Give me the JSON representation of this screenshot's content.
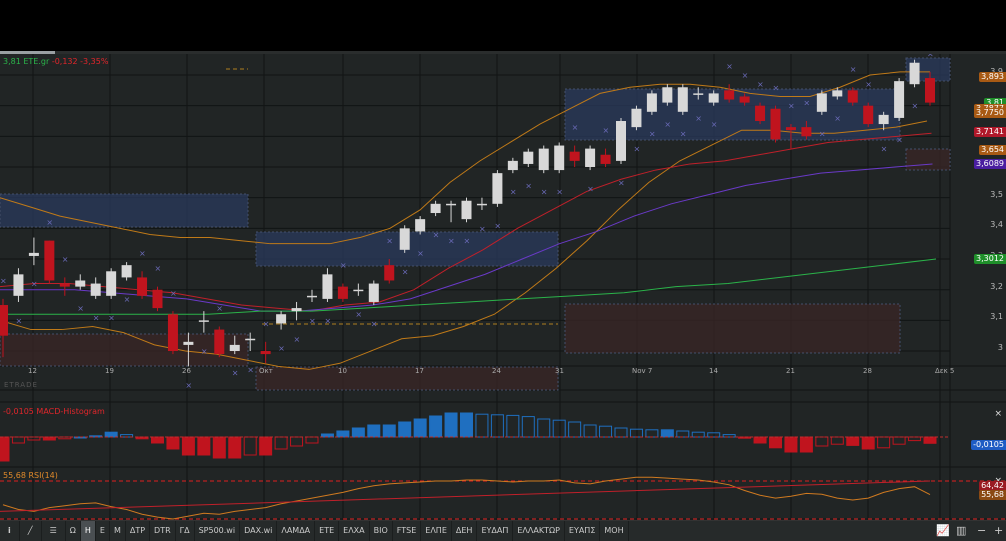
{
  "header": {
    "last": "3,81",
    "symbol": "ETE.gr",
    "change": "-0,132",
    "change_pct": "-3,35%"
  },
  "price_axis": {
    "ticks": [
      "3,9",
      "3,8",
      "3,7",
      "3,6",
      "3,5",
      "3,4",
      "3,3",
      "3,2",
      "3,1",
      "3"
    ],
    "tags": [
      {
        "text": "3,893",
        "color": "#a85a14",
        "price": 3.893
      },
      {
        "text": "3,81",
        "color": "#1f8f2a",
        "price": 3.81
      },
      {
        "text": "3,7877",
        "color": "#a85a14",
        "price": 3.7877
      },
      {
        "text": "3,7750",
        "color": "#a85a14",
        "price": 3.775
      },
      {
        "text": "3,7141",
        "color": "#b0182a",
        "price": 3.7141
      },
      {
        "text": "3,654",
        "color": "#a85a14",
        "price": 3.654
      },
      {
        "text": "3,6089",
        "color": "#4a1ea0",
        "price": 3.6089
      },
      {
        "text": "3,3012",
        "color": "#1f8f2a",
        "price": 3.3012
      }
    ]
  },
  "date_axis": [
    "12",
    "19",
    "26",
    "Окт",
    "10",
    "17",
    "24",
    "31",
    "Nov 7",
    "14",
    "21",
    "28",
    "Δεκ 5"
  ],
  "watermark": "ETRADE",
  "macd": {
    "label": "-0,0105 MACD-Histogram",
    "value_tag": "-0,0105",
    "close": "×"
  },
  "rsi": {
    "label": "55,68 RSI(14)",
    "tag_upper": "64,42",
    "tag_value": "55,68",
    "close": "×"
  },
  "colors": {
    "bg": "#212525",
    "up": "#d8d8d8",
    "down": "#c0141e",
    "accent": "#1f6fc0"
  },
  "chart_data": {
    "type": "candlestick",
    "ylim": [
      2.92,
      3.98
    ],
    "candles": [
      [
        3.15,
        3.17,
        2.98,
        3.05
      ],
      [
        3.18,
        3.27,
        3.16,
        3.25
      ],
      [
        3.31,
        3.37,
        3.28,
        3.32
      ],
      [
        3.36,
        3.36,
        3.22,
        3.23
      ],
      [
        3.22,
        3.24,
        3.18,
        3.21
      ],
      [
        3.21,
        3.25,
        3.2,
        3.23
      ],
      [
        3.18,
        3.24,
        3.17,
        3.22
      ],
      [
        3.18,
        3.27,
        3.17,
        3.26
      ],
      [
        3.24,
        3.29,
        3.23,
        3.28
      ],
      [
        3.24,
        3.26,
        3.17,
        3.18
      ],
      [
        3.2,
        3.21,
        3.13,
        3.14
      ],
      [
        3.12,
        3.13,
        2.99,
        3.0
      ],
      [
        3.02,
        3.06,
        2.95,
        3.03
      ],
      [
        3.1,
        3.13,
        3.06,
        3.1
      ],
      [
        3.07,
        3.08,
        2.98,
        2.99
      ],
      [
        3.0,
        3.05,
        2.99,
        3.02
      ],
      [
        3.04,
        3.06,
        3.0,
        3.04
      ],
      [
        3.0,
        3.03,
        2.96,
        2.99
      ],
      [
        3.09,
        3.13,
        3.07,
        3.12
      ],
      [
        3.13,
        3.16,
        3.1,
        3.14
      ],
      [
        3.18,
        3.2,
        3.16,
        3.18
      ],
      [
        3.17,
        3.27,
        3.16,
        3.25
      ],
      [
        3.21,
        3.22,
        3.16,
        3.17
      ],
      [
        3.2,
        3.22,
        3.18,
        3.2
      ],
      [
        3.16,
        3.23,
        3.15,
        3.22
      ],
      [
        3.28,
        3.3,
        3.22,
        3.23
      ],
      [
        3.33,
        3.41,
        3.32,
        3.4
      ],
      [
        3.39,
        3.44,
        3.38,
        3.43
      ],
      [
        3.45,
        3.49,
        3.44,
        3.48
      ],
      [
        3.48,
        3.49,
        3.42,
        3.48
      ],
      [
        3.43,
        3.5,
        3.42,
        3.49
      ],
      [
        3.48,
        3.5,
        3.46,
        3.48
      ],
      [
        3.48,
        3.59,
        3.47,
        3.58
      ],
      [
        3.59,
        3.63,
        3.58,
        3.62
      ],
      [
        3.61,
        3.66,
        3.6,
        3.65
      ],
      [
        3.59,
        3.67,
        3.58,
        3.66
      ],
      [
        3.59,
        3.68,
        3.58,
        3.67
      ],
      [
        3.65,
        3.67,
        3.6,
        3.62
      ],
      [
        3.6,
        3.67,
        3.59,
        3.66
      ],
      [
        3.64,
        3.66,
        3.6,
        3.61
      ],
      [
        3.62,
        3.76,
        3.61,
        3.75
      ],
      [
        3.73,
        3.8,
        3.72,
        3.79
      ],
      [
        3.78,
        3.85,
        3.77,
        3.84
      ],
      [
        3.81,
        3.87,
        3.8,
        3.86
      ],
      [
        3.78,
        3.87,
        3.77,
        3.86
      ],
      [
        3.84,
        3.86,
        3.82,
        3.84
      ],
      [
        3.81,
        3.85,
        3.8,
        3.84
      ],
      [
        3.85,
        3.87,
        3.81,
        3.82
      ],
      [
        3.83,
        3.84,
        3.8,
        3.81
      ],
      [
        3.8,
        3.81,
        3.74,
        3.75
      ],
      [
        3.79,
        3.8,
        3.68,
        3.69
      ],
      [
        3.73,
        3.74,
        3.66,
        3.72
      ],
      [
        3.73,
        3.75,
        3.69,
        3.7
      ],
      [
        3.78,
        3.85,
        3.77,
        3.84
      ],
      [
        3.83,
        3.86,
        3.82,
        3.85
      ],
      [
        3.85,
        3.86,
        3.8,
        3.81
      ],
      [
        3.8,
        3.81,
        3.73,
        3.74
      ],
      [
        3.74,
        3.78,
        3.72,
        3.77
      ],
      [
        3.76,
        3.89,
        3.75,
        3.88
      ],
      [
        3.87,
        3.95,
        3.86,
        3.94
      ],
      [
        3.89,
        3.91,
        3.8,
        3.81
      ]
    ],
    "bb_upper": [
      3.5,
      3.47,
      3.44,
      3.42,
      3.4,
      3.38,
      3.37,
      3.37,
      3.36,
      3.35,
      3.35,
      3.35,
      3.37,
      3.4,
      3.46,
      3.55,
      3.62,
      3.68,
      3.74,
      3.79,
      3.84,
      3.86,
      3.87,
      3.87,
      3.86,
      3.84,
      3.83,
      3.83,
      3.86,
      3.9,
      3.91,
      3.91
    ],
    "bb_lower": [
      3.1,
      3.07,
      3.07,
      3.08,
      3.06,
      3.02,
      3.0,
      2.99,
      2.97,
      2.95,
      2.94,
      2.96,
      3.0,
      3.04,
      3.05,
      3.08,
      3.12,
      3.19,
      3.27,
      3.36,
      3.46,
      3.55,
      3.62,
      3.67,
      3.72,
      3.72,
      3.71,
      3.71,
      3.72,
      3.73,
      3.75
    ],
    "ma_red": [
      3.21,
      3.22,
      3.22,
      3.21,
      3.2,
      3.19,
      3.17,
      3.15,
      3.14,
      3.13,
      3.15,
      3.16,
      3.2,
      3.27,
      3.33,
      3.4,
      3.46,
      3.52,
      3.56,
      3.59,
      3.61,
      3.62,
      3.64,
      3.66,
      3.68,
      3.69,
      3.7,
      3.71
    ],
    "ma_purple": [
      3.2,
      3.2,
      3.2,
      3.19,
      3.18,
      3.17,
      3.15,
      3.13,
      3.13,
      3.14,
      3.15,
      3.17,
      3.21,
      3.25,
      3.3,
      3.35,
      3.39,
      3.44,
      3.48,
      3.51,
      3.54,
      3.56,
      3.58,
      3.59,
      3.6,
      3.61
    ],
    "ma_green": [
      3.12,
      3.12,
      3.12,
      3.12,
      3.12,
      3.13,
      3.13,
      3.14,
      3.15,
      3.16,
      3.17,
      3.18,
      3.19,
      3.21,
      3.22,
      3.24,
      3.26,
      3.28,
      3.3
    ],
    "macd_hist": [
      -0.04,
      -0.01,
      -0.005,
      -0.005,
      -0.003,
      0,
      0.002,
      0.008,
      0.004,
      -0.003,
      -0.01,
      -0.02,
      -0.03,
      -0.03,
      -0.035,
      -0.035,
      -0.03,
      -0.03,
      -0.02,
      -0.015,
      -0.01,
      0.005,
      0.01,
      0.015,
      0.02,
      0.02,
      0.025,
      0.03,
      0.035,
      0.04,
      0.04,
      0.038,
      0.037,
      0.036,
      0.034,
      0.03,
      0.028,
      0.025,
      0.02,
      0.018,
      0.015,
      0.013,
      0.012,
      0.012,
      0.01,
      0.008,
      0.007,
      0.004,
      -0.002,
      -0.01,
      -0.018,
      -0.025,
      -0.025,
      -0.015,
      -0.012,
      -0.014,
      -0.02,
      -0.018,
      -0.012,
      -0.006,
      -0.0105
    ],
    "rsi": [
      45,
      40,
      38,
      42,
      44,
      46,
      47,
      43,
      40,
      35,
      32,
      30,
      33,
      36,
      35,
      38,
      40,
      42,
      46,
      49,
      52,
      55,
      58,
      62,
      65,
      67,
      68,
      69,
      70,
      70,
      71,
      71,
      70,
      69,
      70,
      70,
      71,
      68,
      67,
      70,
      72,
      74,
      74,
      73,
      72,
      71,
      69,
      66,
      60,
      55,
      52,
      54,
      57,
      56,
      52,
      50,
      52,
      58,
      62,
      64,
      55.68
    ]
  }
}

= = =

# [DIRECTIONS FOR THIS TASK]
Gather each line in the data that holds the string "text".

# [RESULT]
        "text": "3,893",
        "text": "3,81",
        "text": "3,7877",
        "text": "3,7750",
        "text": "3,7141",
        "text": "3,654",
        "text": "3,6089",
        "text": "3,3012",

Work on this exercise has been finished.